Data for this task:
*** Begin section ***
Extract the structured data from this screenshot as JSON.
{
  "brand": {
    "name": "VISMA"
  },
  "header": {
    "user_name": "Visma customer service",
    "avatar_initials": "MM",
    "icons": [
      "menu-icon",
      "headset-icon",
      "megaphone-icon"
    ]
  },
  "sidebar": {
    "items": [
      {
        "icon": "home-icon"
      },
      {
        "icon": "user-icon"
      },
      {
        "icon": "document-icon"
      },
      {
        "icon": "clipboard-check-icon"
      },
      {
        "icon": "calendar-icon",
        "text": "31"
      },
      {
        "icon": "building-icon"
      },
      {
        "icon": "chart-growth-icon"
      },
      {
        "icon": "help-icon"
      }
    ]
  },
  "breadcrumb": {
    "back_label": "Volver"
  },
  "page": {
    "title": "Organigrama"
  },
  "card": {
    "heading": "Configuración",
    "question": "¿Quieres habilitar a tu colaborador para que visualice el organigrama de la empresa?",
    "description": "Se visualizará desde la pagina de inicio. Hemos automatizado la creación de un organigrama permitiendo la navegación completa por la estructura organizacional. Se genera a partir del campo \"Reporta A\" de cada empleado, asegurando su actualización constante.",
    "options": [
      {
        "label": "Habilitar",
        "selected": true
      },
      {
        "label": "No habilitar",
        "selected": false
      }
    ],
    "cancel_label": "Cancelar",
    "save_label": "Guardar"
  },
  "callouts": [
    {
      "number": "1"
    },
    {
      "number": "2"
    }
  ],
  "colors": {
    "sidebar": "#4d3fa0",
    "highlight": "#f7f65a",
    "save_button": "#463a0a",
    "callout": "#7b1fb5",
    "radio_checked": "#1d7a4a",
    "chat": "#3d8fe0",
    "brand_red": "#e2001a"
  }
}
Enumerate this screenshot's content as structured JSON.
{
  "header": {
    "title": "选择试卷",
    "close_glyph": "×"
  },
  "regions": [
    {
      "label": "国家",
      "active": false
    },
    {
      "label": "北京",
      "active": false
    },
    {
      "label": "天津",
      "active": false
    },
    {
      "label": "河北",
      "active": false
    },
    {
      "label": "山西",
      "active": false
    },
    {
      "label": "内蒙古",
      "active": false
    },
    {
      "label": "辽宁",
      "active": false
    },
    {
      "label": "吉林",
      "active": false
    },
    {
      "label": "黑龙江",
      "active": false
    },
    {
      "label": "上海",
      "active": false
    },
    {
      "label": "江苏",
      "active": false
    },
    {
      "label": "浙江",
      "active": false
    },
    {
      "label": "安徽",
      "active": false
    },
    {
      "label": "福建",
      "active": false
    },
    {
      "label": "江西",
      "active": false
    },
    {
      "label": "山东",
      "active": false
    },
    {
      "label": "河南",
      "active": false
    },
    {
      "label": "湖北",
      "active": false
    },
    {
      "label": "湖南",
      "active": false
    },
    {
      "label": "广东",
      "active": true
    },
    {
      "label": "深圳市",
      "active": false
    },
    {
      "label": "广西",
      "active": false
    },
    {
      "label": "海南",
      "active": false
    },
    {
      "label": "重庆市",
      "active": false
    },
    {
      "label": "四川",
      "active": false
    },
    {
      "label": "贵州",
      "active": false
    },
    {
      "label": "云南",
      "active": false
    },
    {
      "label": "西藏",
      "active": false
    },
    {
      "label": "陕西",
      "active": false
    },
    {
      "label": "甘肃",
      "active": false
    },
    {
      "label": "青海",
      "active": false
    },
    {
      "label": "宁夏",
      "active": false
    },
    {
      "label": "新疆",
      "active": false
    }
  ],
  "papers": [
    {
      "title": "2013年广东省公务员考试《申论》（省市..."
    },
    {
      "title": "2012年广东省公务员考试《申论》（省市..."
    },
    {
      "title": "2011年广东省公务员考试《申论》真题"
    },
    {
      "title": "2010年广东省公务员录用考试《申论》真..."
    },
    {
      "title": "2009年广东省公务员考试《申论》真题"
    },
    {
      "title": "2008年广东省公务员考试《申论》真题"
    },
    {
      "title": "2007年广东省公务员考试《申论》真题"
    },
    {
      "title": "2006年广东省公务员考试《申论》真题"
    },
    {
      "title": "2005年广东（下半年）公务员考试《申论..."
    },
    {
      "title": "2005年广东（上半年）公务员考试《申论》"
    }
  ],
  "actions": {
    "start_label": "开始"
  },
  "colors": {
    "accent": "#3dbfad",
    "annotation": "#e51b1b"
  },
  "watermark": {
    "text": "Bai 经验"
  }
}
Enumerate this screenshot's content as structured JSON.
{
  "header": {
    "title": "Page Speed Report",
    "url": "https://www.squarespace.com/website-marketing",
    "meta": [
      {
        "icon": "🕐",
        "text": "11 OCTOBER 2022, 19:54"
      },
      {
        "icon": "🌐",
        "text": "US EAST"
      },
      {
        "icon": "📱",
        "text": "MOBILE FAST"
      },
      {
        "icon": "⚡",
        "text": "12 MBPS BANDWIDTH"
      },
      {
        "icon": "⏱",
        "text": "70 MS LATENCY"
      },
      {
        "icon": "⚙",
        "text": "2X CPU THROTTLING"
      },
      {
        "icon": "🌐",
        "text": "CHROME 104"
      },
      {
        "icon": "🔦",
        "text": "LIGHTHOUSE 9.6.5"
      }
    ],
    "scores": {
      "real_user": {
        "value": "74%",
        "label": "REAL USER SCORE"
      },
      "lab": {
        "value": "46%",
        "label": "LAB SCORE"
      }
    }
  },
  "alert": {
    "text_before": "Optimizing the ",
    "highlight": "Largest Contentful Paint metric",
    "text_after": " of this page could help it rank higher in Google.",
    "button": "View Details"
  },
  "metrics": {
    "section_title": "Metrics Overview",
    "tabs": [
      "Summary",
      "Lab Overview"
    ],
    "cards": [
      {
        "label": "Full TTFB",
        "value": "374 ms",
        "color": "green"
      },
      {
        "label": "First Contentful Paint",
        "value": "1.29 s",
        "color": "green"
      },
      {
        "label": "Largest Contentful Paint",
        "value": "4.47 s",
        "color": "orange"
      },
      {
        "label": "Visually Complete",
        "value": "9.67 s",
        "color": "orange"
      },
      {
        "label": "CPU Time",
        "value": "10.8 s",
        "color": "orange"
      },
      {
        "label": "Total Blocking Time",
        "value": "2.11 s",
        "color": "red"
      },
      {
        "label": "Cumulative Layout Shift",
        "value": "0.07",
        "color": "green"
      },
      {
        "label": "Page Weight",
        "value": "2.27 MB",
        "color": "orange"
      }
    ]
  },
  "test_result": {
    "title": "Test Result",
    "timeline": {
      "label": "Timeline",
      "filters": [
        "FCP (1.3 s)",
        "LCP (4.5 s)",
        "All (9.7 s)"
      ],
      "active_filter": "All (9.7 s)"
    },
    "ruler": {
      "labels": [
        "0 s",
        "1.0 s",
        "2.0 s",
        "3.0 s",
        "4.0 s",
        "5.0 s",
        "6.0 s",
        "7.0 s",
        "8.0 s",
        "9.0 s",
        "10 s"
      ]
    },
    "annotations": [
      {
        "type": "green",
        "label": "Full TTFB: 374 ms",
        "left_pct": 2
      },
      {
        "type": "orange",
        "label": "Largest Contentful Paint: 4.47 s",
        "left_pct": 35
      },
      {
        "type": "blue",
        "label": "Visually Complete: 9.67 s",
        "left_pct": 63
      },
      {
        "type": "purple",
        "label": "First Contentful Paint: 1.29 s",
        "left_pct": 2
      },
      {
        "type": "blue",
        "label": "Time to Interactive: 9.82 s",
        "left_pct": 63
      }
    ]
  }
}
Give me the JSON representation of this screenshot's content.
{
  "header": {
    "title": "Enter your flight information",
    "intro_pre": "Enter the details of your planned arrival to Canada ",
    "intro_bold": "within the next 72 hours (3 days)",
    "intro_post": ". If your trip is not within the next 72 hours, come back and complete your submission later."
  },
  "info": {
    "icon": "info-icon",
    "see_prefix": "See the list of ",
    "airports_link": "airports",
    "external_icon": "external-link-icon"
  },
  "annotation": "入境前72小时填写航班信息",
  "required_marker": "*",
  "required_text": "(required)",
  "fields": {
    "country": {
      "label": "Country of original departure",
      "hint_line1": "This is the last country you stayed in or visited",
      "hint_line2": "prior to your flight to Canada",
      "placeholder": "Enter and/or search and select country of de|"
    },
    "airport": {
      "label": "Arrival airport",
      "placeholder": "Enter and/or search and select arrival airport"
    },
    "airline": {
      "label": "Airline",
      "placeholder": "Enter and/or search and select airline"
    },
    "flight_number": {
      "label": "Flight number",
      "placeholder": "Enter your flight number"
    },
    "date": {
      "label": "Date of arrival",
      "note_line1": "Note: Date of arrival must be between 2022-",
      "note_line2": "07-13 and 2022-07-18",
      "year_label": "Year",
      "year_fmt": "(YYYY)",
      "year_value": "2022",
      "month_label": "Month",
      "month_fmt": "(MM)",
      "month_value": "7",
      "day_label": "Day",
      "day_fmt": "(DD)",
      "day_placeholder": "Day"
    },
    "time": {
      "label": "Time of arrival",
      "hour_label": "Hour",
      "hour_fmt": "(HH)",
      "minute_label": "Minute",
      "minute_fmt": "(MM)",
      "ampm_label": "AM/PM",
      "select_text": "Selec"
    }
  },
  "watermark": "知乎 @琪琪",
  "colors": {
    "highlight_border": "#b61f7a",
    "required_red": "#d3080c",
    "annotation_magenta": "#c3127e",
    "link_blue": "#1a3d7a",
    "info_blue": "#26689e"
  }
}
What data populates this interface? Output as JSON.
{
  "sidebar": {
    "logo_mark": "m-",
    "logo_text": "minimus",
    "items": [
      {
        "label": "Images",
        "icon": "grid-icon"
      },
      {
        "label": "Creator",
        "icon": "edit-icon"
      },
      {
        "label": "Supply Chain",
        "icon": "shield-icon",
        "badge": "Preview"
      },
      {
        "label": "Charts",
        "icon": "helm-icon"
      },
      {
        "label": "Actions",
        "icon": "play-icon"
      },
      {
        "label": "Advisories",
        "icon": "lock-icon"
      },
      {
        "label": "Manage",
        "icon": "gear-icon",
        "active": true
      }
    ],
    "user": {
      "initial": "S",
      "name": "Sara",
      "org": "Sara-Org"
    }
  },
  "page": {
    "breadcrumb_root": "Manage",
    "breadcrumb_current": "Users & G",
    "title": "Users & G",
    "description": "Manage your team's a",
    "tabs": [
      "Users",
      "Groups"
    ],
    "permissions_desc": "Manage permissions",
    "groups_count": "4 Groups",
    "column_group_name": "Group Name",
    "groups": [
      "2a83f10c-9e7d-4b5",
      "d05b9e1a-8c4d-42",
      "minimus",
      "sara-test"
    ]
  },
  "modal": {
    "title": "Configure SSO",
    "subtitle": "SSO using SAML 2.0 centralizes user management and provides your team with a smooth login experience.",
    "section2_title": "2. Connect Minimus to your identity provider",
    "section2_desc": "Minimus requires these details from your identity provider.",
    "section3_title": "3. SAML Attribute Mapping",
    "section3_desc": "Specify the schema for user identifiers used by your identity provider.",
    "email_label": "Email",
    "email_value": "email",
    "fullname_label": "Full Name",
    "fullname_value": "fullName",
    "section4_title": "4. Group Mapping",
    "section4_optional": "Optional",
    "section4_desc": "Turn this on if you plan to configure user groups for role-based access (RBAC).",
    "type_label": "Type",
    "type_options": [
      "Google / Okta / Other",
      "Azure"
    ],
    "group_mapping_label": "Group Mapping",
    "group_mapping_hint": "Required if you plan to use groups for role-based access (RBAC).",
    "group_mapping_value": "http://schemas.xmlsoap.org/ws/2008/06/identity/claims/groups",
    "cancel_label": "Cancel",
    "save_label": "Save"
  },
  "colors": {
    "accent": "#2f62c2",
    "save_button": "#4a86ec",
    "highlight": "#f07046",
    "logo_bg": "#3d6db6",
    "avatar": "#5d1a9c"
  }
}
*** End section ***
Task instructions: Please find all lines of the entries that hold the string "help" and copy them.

Response box:
        "icon": "help-icon"
    "text_after": " of this page could help it rank higher in Google.",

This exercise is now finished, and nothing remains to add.